[Opening Listed records section]
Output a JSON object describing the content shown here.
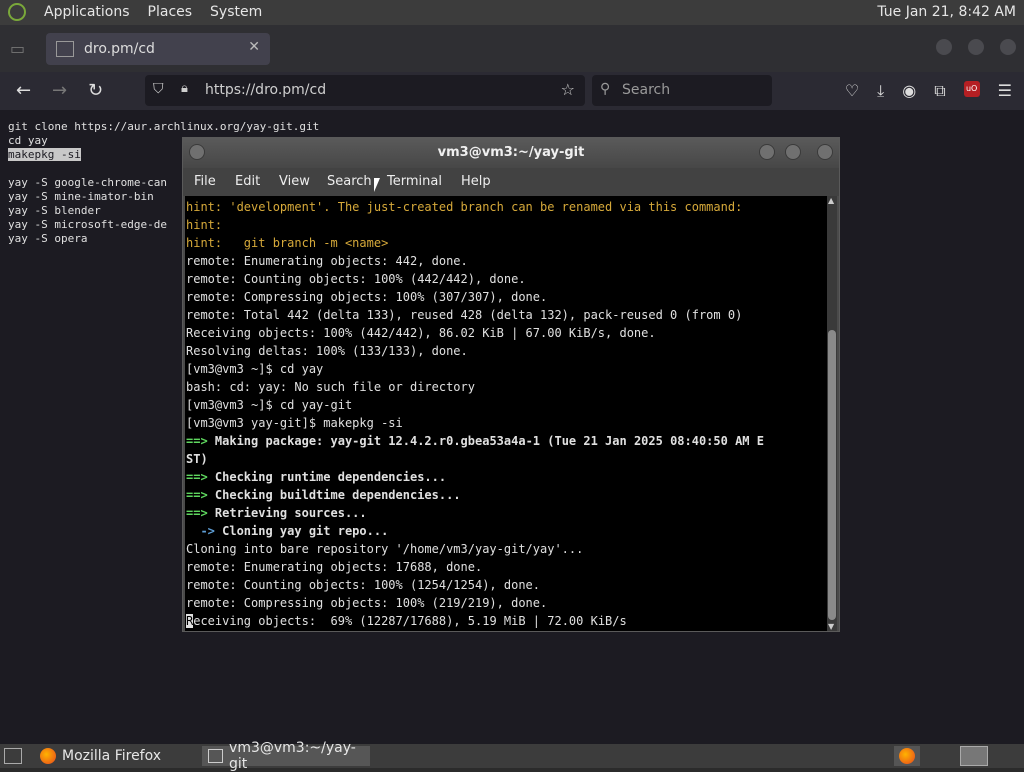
{
  "topbar": {
    "menus": [
      "Applications",
      "Places",
      "System"
    ],
    "clock": "Tue Jan 21,  8:42 AM"
  },
  "browser": {
    "tab_title": "dro.pm/cd",
    "url": "https://dro.pm/cd",
    "search_placeholder": "Search",
    "page_lines": [
      "git clone https://aur.archlinux.org/yay-git.git",
      "cd yay",
      "makepkg -si",
      "",
      "yay -S google-chrome-can",
      "yay -S mine-imator-bin",
      "yay -S blender",
      "yay -S microsoft-edge-de",
      "yay -S opera"
    ]
  },
  "terminal": {
    "title": "vm3@vm3:~/yay-git",
    "menu": [
      "File",
      "Edit",
      "View",
      "Search",
      "Terminal",
      "Help"
    ],
    "lines": {
      "l1": "hint: 'development'. The just-created branch can be renamed via this command:",
      "l2": "hint:",
      "l3": "hint:   git branch -m <name>",
      "l4": "remote: Enumerating objects: 442, done.",
      "l5": "remote: Counting objects: 100% (442/442), done.",
      "l6": "remote: Compressing objects: 100% (307/307), done.",
      "l7": "remote: Total 442 (delta 133), reused 428 (delta 132), pack-reused 0 (from 0)",
      "l8": "Receiving objects: 100% (442/442), 86.02 KiB | 67.00 KiB/s, done.",
      "l9": "Resolving deltas: 100% (133/133), done.",
      "l10": "[vm3@vm3 ~]$ cd yay",
      "l11": "bash: cd: yay: No such file or directory",
      "l12": "[vm3@vm3 ~]$ cd yay-git",
      "l13": "[vm3@vm3 yay-git]$ makepkg -si",
      "l14_arrow": "==>",
      "l14": " Making package: yay-git 12.4.2.r0.gbea53a4a-1 (Tue 21 Jan 2025 08:40:50 AM E",
      "l15": "ST)",
      "l16_arrow": "==>",
      "l16": " Checking runtime dependencies...",
      "l17_arrow": "==>",
      "l17": " Checking buildtime dependencies...",
      "l18_arrow": "==>",
      "l18": " Retrieving sources...",
      "l19_arrow": "  ->",
      "l19": " Cloning yay git repo...",
      "l20": "Cloning into bare repository '/home/vm3/yay-git/yay'...",
      "l21": "remote: Enumerating objects: 17688, done.",
      "l22": "remote: Counting objects: 100% (1254/1254), done.",
      "l23": "remote: Compressing objects: 100% (219/219), done.",
      "l24_first": "R",
      "l24": "eceiving objects:  69% (12287/17688), 5.19 MiB | 72.00 KiB/s"
    }
  },
  "taskbar": {
    "tasks": [
      "Mozilla Firefox",
      "vm3@vm3:~/yay-git"
    ]
  }
}
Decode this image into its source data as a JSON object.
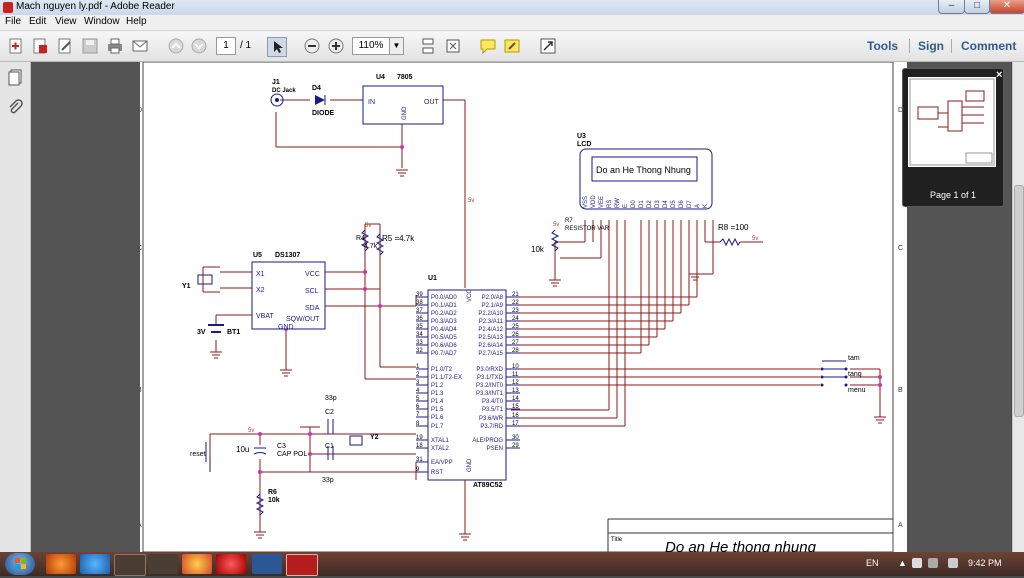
{
  "window": {
    "title": "Mach nguyen ly.pdf - Adobe Reader",
    "controls": {
      "minimize": "–",
      "maximize": "□",
      "close": "✕"
    }
  },
  "menu": {
    "items": [
      "File",
      "Edit",
      "View",
      "Window",
      "Help"
    ]
  },
  "toolbar": {
    "page_current": "1",
    "page_total": "/ 1",
    "zoom": "110%",
    "tools_label": "Tools",
    "sign_label": "Sign",
    "comment_label": "Comment"
  },
  "thumbnail": {
    "caption": "Page 1 of 1",
    "close": "×"
  },
  "schematic": {
    "parts": {
      "j1": {
        "ref": "J1",
        "name": "DC Jack"
      },
      "d4": {
        "ref": "D4",
        "name": "DIODE"
      },
      "u4": {
        "ref": "U4",
        "value": "7805",
        "in": "IN",
        "out": "OUT",
        "gnd": "GND"
      },
      "u3": {
        "ref": "U3",
        "name": "LCD",
        "text": "Do an He Thong Nhung",
        "pins": [
          "VSS",
          "VDD",
          "VEE",
          "RS",
          "RW",
          "E",
          "D0",
          "D1",
          "D2",
          "D3",
          "D4",
          "D5",
          "D6",
          "D7",
          "A",
          "K"
        ]
      },
      "r7": {
        "ref": "R7",
        "name": "RESISTOR VAR",
        "value": "10k"
      },
      "r8": {
        "label": "R8 =100"
      },
      "u5": {
        "ref": "U5",
        "value": "DS1307",
        "pins_left": [
          "X1",
          "X2",
          "VBAT"
        ],
        "pins_right": [
          "VCC",
          "SCL",
          "SDA",
          "SQW/OUT"
        ],
        "gnd": "GND"
      },
      "y1": {
        "ref": "Y1"
      },
      "bt1": {
        "ref": "BT1",
        "value": "3V"
      },
      "r4": {
        "ref": "R4",
        "value": "4.7k"
      },
      "r5": {
        "label": "R5 =4.7k"
      },
      "u1": {
        "ref": "U1",
        "value": "AT89C52",
        "vcc": "VCC",
        "gnd": "GND",
        "left_pins": [
          "P0.0/AD0",
          "P0.1/AD1",
          "P0.2/AD2",
          "P0.3/AD3",
          "P0.4/AD4",
          "P0.5/AD5",
          "P0.6/AD6",
          "P0.7/AD7",
          "P1.0/T2",
          "P1.1/T2-EX",
          "P1.2",
          "P1.3",
          "P1.4",
          "P1.5",
          "P1.6",
          "P1.7",
          "XTAL1",
          "XTAL2",
          "EA/VPP",
          "RST"
        ],
        "left_nums": [
          "39",
          "38",
          "37",
          "36",
          "35",
          "34",
          "33",
          "32",
          "1",
          "2",
          "3",
          "4",
          "5",
          "6",
          "7",
          "8",
          "19",
          "18",
          "31",
          "9"
        ],
        "right_pins": [
          "P2.0/A8",
          "P2.1/A9",
          "P2.2/A10",
          "P2.3/A11",
          "P2.4/A12",
          "P2.5/A13",
          "P2.6/A14",
          "P2.7/A15",
          "P3.0/RXD",
          "P3.1/TXD",
          "P3.2/INT0",
          "P3.3/INT1",
          "P3.4/T0",
          "P3.5/T1",
          "P3.6/WR",
          "P3.7/RD",
          "ALE/PROG",
          "PSEN"
        ],
        "right_nums": [
          "21",
          "22",
          "23",
          "24",
          "25",
          "26",
          "27",
          "28",
          "10",
          "11",
          "12",
          "13",
          "14",
          "15",
          "16",
          "17",
          "30",
          "29"
        ]
      },
      "c2": {
        "ref": "C2",
        "value": "33p"
      },
      "c1": {
        "ref": "C1",
        "value": "33p"
      },
      "y2": {
        "ref": "Y2"
      },
      "c3": {
        "ref": "C3",
        "name": "CAP POL",
        "value": "10u"
      },
      "r6": {
        "ref": "R6",
        "value": "10k"
      },
      "reset": {
        "label": "reset"
      },
      "buttons": [
        "tam",
        "tang",
        "menu"
      ]
    },
    "net_5v": "5v",
    "border_letters": [
      "D",
      "C",
      "B",
      "A"
    ],
    "title_block": {
      "label": "Title",
      "title": "Do an He thong nhung"
    }
  },
  "taskbar": {
    "language": "EN",
    "clock": "9:42 PM"
  },
  "colors": {
    "wire": "#8b1a1a",
    "pin": "#1a1a8b",
    "junction": "#cc33aa",
    "net": "#c0392b",
    "accent_link": "#2f5b8f"
  }
}
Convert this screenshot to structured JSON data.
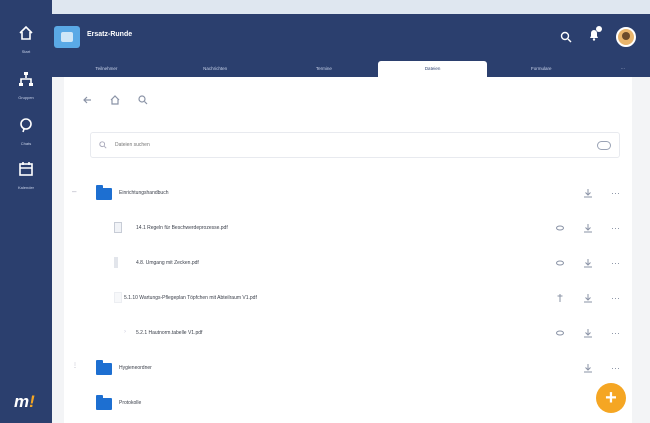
{
  "app": {
    "title": "Ersatz-Runde"
  },
  "sidebar": {
    "items": [
      {
        "label": "Start",
        "icon": "home-icon"
      },
      {
        "label": "Gruppen",
        "icon": "org-icon"
      },
      {
        "label": "Chats",
        "icon": "chat-icon"
      },
      {
        "label": "Kalender",
        "icon": "calendar-icon"
      }
    ],
    "logo": {
      "letter": "m",
      "mark": "!"
    }
  },
  "tabs": [
    {
      "label": "Teilnehmer"
    },
    {
      "label": "Nachrichten"
    },
    {
      "label": "Termine"
    },
    {
      "label": "Dateien"
    },
    {
      "label": "Formulare"
    },
    {
      "label": "⋯"
    }
  ],
  "active_tab": 3,
  "search": {
    "placeholder": "Dateien suchen"
  },
  "files": [
    {
      "type": "folder",
      "name": "Einrichtungshandbuch"
    },
    {
      "type": "file",
      "name": "14.1 Regeln für Beschwerdeprozesse.pdf"
    },
    {
      "type": "file",
      "name": "4.8. Umgang mit Zecken.pdf"
    },
    {
      "type": "file",
      "name": "5.1.10 Wartungs-Pflegeplan Töpfchen mit Abteilraum V1.pdf"
    },
    {
      "type": "file",
      "name": "5.2.1 Hautnorm.tabelle V1.pdf"
    },
    {
      "type": "folder",
      "name": "Hygieneordner"
    },
    {
      "type": "folder",
      "name": "Protokolle"
    }
  ],
  "colors": {
    "brand": "#2b3f6e",
    "accent": "#f5a623",
    "folder": "#1d6fd1"
  }
}
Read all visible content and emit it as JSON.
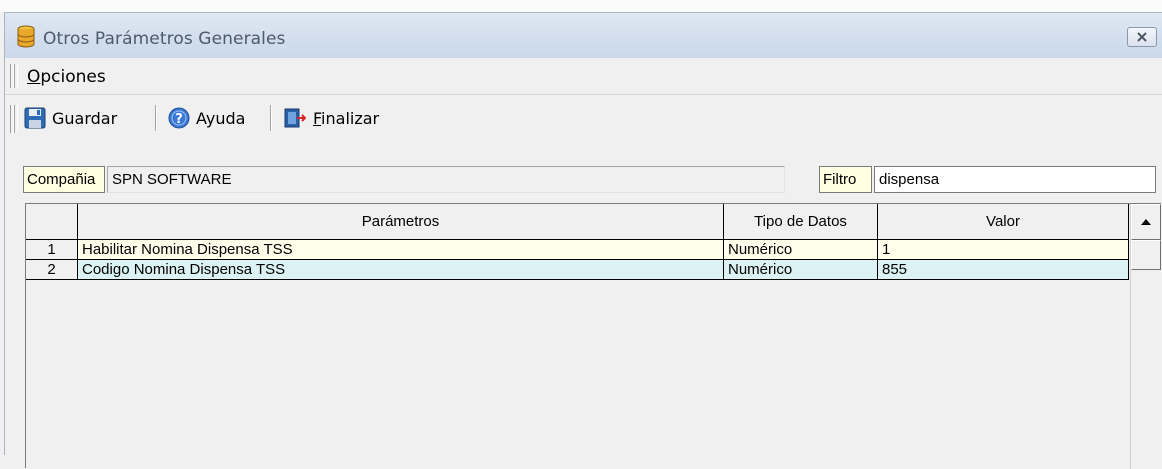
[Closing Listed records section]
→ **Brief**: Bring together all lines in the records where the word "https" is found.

→ **Exercise result**:
    "url": "https://dro.pm/cd",
      "git clone https://aur.archlinux.org/yay-git.git",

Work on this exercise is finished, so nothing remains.